  • Q11How much operating income you are projecting for the information-related equipment business segment in the third quarter, and how much in the fourth quarter? How about for the electronic device business segment?
  • AWe do not disclose operating income forecasts by quarter. However, the year-end selling season comes in the third quarter, so the third-quarter numbers are higher in both segments.
  • Q12Why did your average inventory turnover period increase?
  • AThe increase is largely due to the laying in of inkjet printer inventory in preparation for the year-end shopping season. The turnover period in electronic devices increased principally because MD-TFD display and other orders for the 3Q peak exceeded our production capacity, so we pulled some production forward into 2Q. The startup of operations at Sanyo Epson Imaging Devices also contributed to higher electronic device inventory compared to the year-ago period.
  • Q13Don't you levy any kind of in-house penalty for the major revisions to the original outlook?
  • ALevying penalties without taking other action would do nothing but damage employee morale. In our view the important thing is to identify the root cause of erroneous forecasts, to thoroughly scrutinize the forecasting process, and to take action to redress the problems.
  • Q14Will we have an opportunity to hear about the process or concrete actions that you are taking to improve the accuracy of your business forecasts?
  • AWe hope to have an opportunity in the future to present not so much the process but to explain what the problems were and how we are addressing them.
  • Q15Your cash flows are sharply down this second quarter and, after a temporary improvement, they have been steadily worsening, despite the story you presented at the time of your IPO about becoming debt free. What are the fundamental causes?
  • ACash flows are down as a result of a confluence of many factors, including capital investment and inventory, as well as profit and loss. We had been working to reduce our interest-bearing liabilities over the mid range and had been targeting zero debt, but operating cash flows have worsened as a result of difficult conditions this year. However, we are now re-examining our capital investment plans and are taking action to reduce inventory company-wide. We are moving toward improving profitability and creating free cash flow. We hope to present details at the earliest possible date.

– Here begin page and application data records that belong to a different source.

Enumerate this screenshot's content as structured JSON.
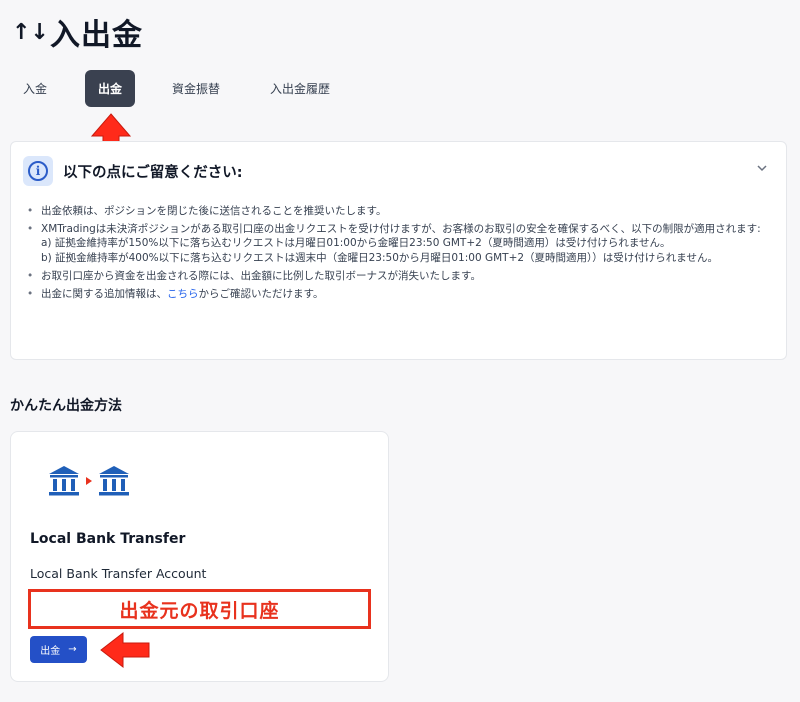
{
  "page": {
    "icon": "↑↓",
    "title": "入出金"
  },
  "tabs": [
    {
      "label": "入金",
      "active": false
    },
    {
      "label": "出金",
      "active": true
    },
    {
      "label": "資金振替",
      "active": false
    },
    {
      "label": "入出金履歴",
      "active": false
    }
  ],
  "notice": {
    "title": "以下の点にご留意ください:",
    "items": {
      "i1": "出金依頼は、ポジションを閉じた後に送信されることを推奨いたします。",
      "i2": "XMTradingは未決済ポジションがある取引口座の出金リクエストを受け付けますが、お客様のお取引の安全を確保するべく、以下の制限が適用されます:",
      "i2a": "a) 証拠金維持率が150%以下に落ち込むリクエストは月曜日01:00から金曜日23:50 GMT+2（夏時間適用）は受け付けられません。",
      "i2b": "b) 証拠金維持率が400%以下に落ち込むリクエストは週末中（金曜日23:50から月曜日01:00 GMT+2（夏時間適用））は受け付けられません。",
      "i3": "お取引口座から資金を出金される際には、出金額に比例した取引ボーナスが消失いたします。",
      "i4_pre": "出金に関する追加情報は、",
      "i4_link": "こちら",
      "i4_post": "からご確認いただけます。"
    }
  },
  "section": {
    "title": "かんたん出金方法"
  },
  "card": {
    "title": "Local Bank Transfer",
    "subtitle": "Local Bank Transfer Account",
    "annotation": "出金元の取引口座",
    "button_label": "出金",
    "button_arrow": "→"
  },
  "colors": {
    "active_tab": "#3a4150",
    "primary_button": "#2450c7",
    "annotation_red": "#e8321e",
    "bank_icon_blue": "#1f5fb8",
    "link": "#2563eb"
  },
  "icons": [
    "arrows-up-down-icon",
    "info-icon",
    "chevron-down-icon",
    "bank-icon",
    "arrow-right-icon"
  ]
}
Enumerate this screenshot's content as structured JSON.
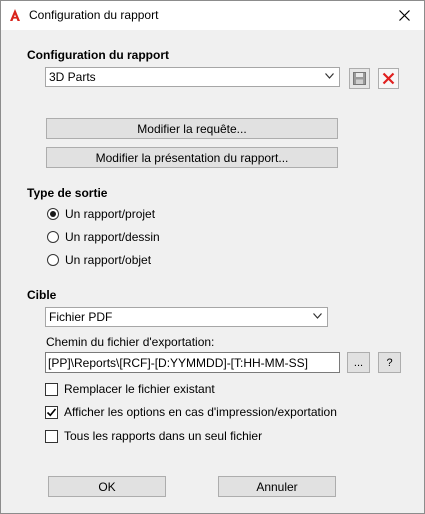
{
  "window": {
    "title": "Configuration du rapport",
    "close_icon": "close-icon"
  },
  "report_config": {
    "heading": "Configuration du rapport",
    "selected": "3D Parts",
    "save_icon": "floppy-save-icon",
    "delete_icon": "red-x-delete-icon"
  },
  "buttons": {
    "modify_query": "Modifier la requête...",
    "modify_layout": "Modifier la présentation du rapport...",
    "ok": "OK",
    "cancel": "Annuler"
  },
  "output_type": {
    "heading": "Type de sortie",
    "options": [
      {
        "label": "Un rapport/projet",
        "selected": true
      },
      {
        "label": "Un rapport/dessin",
        "selected": false
      },
      {
        "label": "Un rapport/objet",
        "selected": false
      }
    ]
  },
  "target": {
    "heading": "Cible",
    "format": "Fichier PDF",
    "path_label": "Chemin du fichier d'exportation:",
    "path_value": "[PP]\\Reports\\[RCF]-[D:YYMMDD]-[T:HH-MM-SS]",
    "browse_label": "...",
    "help_label": "?"
  },
  "options": [
    {
      "label": "Remplacer le fichier existant",
      "checked": false
    },
    {
      "label": "Afficher les options en cas d'impression/exportation",
      "checked": true
    },
    {
      "label": "Tous les rapports dans un seul fichier",
      "checked": false
    }
  ],
  "colors": {
    "accent_red": "#e0201f",
    "dialog_bg": "#f0f0f0"
  }
}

  • Q16It seems to me that, when earnings were good, Epson had a strong tendency in the past to invest in operations without knowing whether they would become a major stream of revenue and earnings. Do you consider this an accurate statement?
  • ACertainly, it is true that, in the past, we invested heavily in certain areas, especially in electronic devices, to the detriment of free cash flow. Since we became a publicly traded company, however, we have not made any massive investments, as we have reworked our strategies and are subjecting potential investments to a more rigorous selection process.
  • Q17You have 40-billion yen in new loans. How are you planning to use the money?
  • AWe remain committed to improvements that will reduce our interest-bearing liabilities. The new loans were borrowed in advance to rollout over the long term loans that will come to maturity date in the second half of the year. The new loans are not earmarked for new capital investment.
  • Q18Since your cash equivalents at the end of the period are shown increasing compared to the year-ago period and are about equal to the amount of new loans, it would appear that you did not need to secure the new loans that you secured at the end of September. Did you renew debt to take advantage of low interest?
  • AWe watch the interest situation and make decisions based on what we perceive to be the most advantageous interest conditions for the company. We borrowed at the end of September in light of any potential future rise in interest rates and because of the worsening near-term profit picture.